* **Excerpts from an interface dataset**
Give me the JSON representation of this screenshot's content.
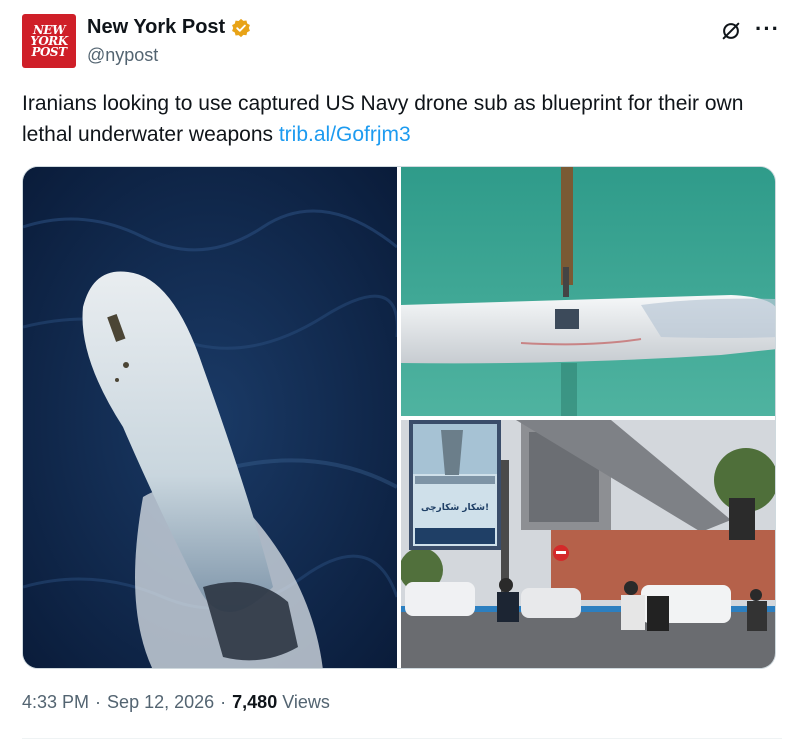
{
  "author": {
    "display_name": "New York Post",
    "handle": "@nypost",
    "avatar_lines": [
      "NEW",
      "YORK",
      "POST"
    ],
    "verified_color": "#e8a317"
  },
  "tweet": {
    "text": "Iranians looking to use captured US Navy drone sub as blueprint for their own lethal underwater weapons ",
    "link": "trib.al/Gofrjm3"
  },
  "media": {
    "billboard_text": "شکار شکارچی!",
    "images": [
      {
        "icon": "aerial-drone-sub-photo"
      },
      {
        "icon": "crane-lifting-sub-photo"
      },
      {
        "icon": "tehran-street-billboard-photo"
      }
    ]
  },
  "meta": {
    "time": "4:33 PM",
    "separator": "·",
    "date": "Sep 12, 2026",
    "views_count": "7,480",
    "views_label": "Views"
  },
  "icons": {
    "grok": "grok-icon",
    "more": "more-icon"
  },
  "colors": {
    "link": "#1d9bf0",
    "secondary_text": "#536471",
    "brand_red": "#cf1f28"
  }
}
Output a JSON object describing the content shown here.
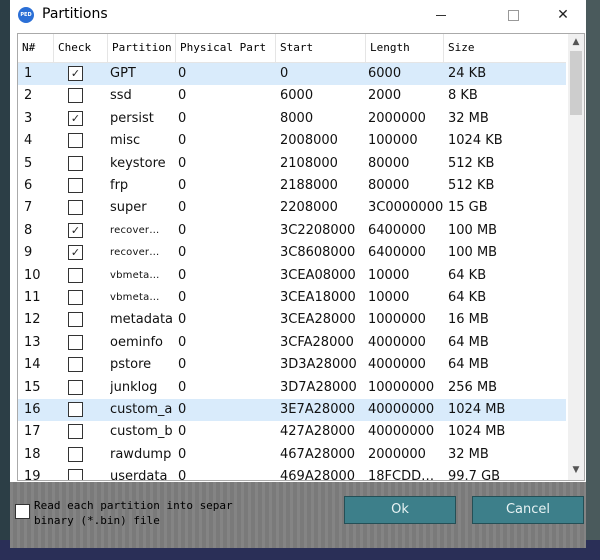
{
  "window": {
    "title": "Partitions",
    "icon_text": "PED"
  },
  "columns": [
    "N#",
    "Check",
    "Partition",
    "Physical Part",
    "Start",
    "Length",
    "Size"
  ],
  "rows": [
    {
      "n": "1",
      "checked": true,
      "partition": "GPT",
      "phys": "0",
      "start": "0",
      "length": "6000",
      "size": "24 KB",
      "selected": true
    },
    {
      "n": "2",
      "checked": false,
      "partition": "ssd",
      "phys": "0",
      "start": "6000",
      "length": "2000",
      "size": "8 KB"
    },
    {
      "n": "3",
      "checked": true,
      "partition": "persist",
      "phys": "0",
      "start": "8000",
      "length": "2000000",
      "size": "32 MB"
    },
    {
      "n": "4",
      "checked": false,
      "partition": "misc",
      "phys": "0",
      "start": "2008000",
      "length": "100000",
      "size": "1024 KB"
    },
    {
      "n": "5",
      "checked": false,
      "partition": "keystore",
      "phys": "0",
      "start": "2108000",
      "length": "80000",
      "size": "512 KB"
    },
    {
      "n": "6",
      "checked": false,
      "partition": "frp",
      "phys": "0",
      "start": "2188000",
      "length": "80000",
      "size": "512 KB"
    },
    {
      "n": "7",
      "checked": false,
      "partition": "super",
      "phys": "0",
      "start": "2208000",
      "length": "3C0000000",
      "size": "15 GB"
    },
    {
      "n": "8",
      "checked": true,
      "partition": "recover…",
      "phys": "0",
      "start": "3C2208000",
      "length": "6400000",
      "size": "100 MB",
      "small": true
    },
    {
      "n": "9",
      "checked": true,
      "partition": "recover…",
      "phys": "0",
      "start": "3C8608000",
      "length": "6400000",
      "size": "100 MB",
      "small": true
    },
    {
      "n": "10",
      "checked": false,
      "partition": "vbmeta…",
      "phys": "0",
      "start": "3CEA08000",
      "length": "10000",
      "size": "64 KB",
      "small": true
    },
    {
      "n": "11",
      "checked": false,
      "partition": "vbmeta…",
      "phys": "0",
      "start": "3CEA18000",
      "length": "10000",
      "size": "64 KB",
      "small": true
    },
    {
      "n": "12",
      "checked": false,
      "partition": "metadata",
      "phys": "0",
      "start": "3CEA28000",
      "length": "1000000",
      "size": "16 MB"
    },
    {
      "n": "13",
      "checked": false,
      "partition": "oeminfo",
      "phys": "0",
      "start": "3CFA28000",
      "length": "4000000",
      "size": "64 MB"
    },
    {
      "n": "14",
      "checked": false,
      "partition": "pstore",
      "phys": "0",
      "start": "3D3A28000",
      "length": "4000000",
      "size": "64 MB"
    },
    {
      "n": "15",
      "checked": false,
      "partition": "junklog",
      "phys": "0",
      "start": "3D7A28000",
      "length": "10000000",
      "size": "256 MB"
    },
    {
      "n": "16",
      "checked": false,
      "partition": "custom_a",
      "phys": "0",
      "start": "3E7A28000",
      "length": "40000000",
      "size": "1024 MB",
      "selected": true
    },
    {
      "n": "17",
      "checked": false,
      "partition": "custom_b",
      "phys": "0",
      "start": "427A28000",
      "length": "40000000",
      "size": "1024 MB"
    },
    {
      "n": "18",
      "checked": false,
      "partition": "rawdump",
      "phys": "0",
      "start": "467A28000",
      "length": "2000000",
      "size": "32 MB"
    },
    {
      "n": "19",
      "checked": false,
      "partition": "userdata",
      "phys": "0",
      "start": "469A28000",
      "length": "18FCDD…",
      "size": "99.7 GB"
    }
  ],
  "options": {
    "read_each_label": "Read each partition into separ binary (*.bin) file",
    "read_each_checked": false
  },
  "buttons": {
    "ok": "Ok",
    "cancel": "Cancel"
  },
  "colors": {
    "selected_row": "#d9ebfb",
    "button_bg": "#3d7f8a",
    "bottom_panel": "#7e7e7e"
  }
}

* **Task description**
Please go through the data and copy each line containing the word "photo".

* **Solution to this task**
        "icon": "aerial-drone-sub-photo"
        "icon": "crane-lifting-sub-photo"
        "icon": "tehran-street-billboard-photo"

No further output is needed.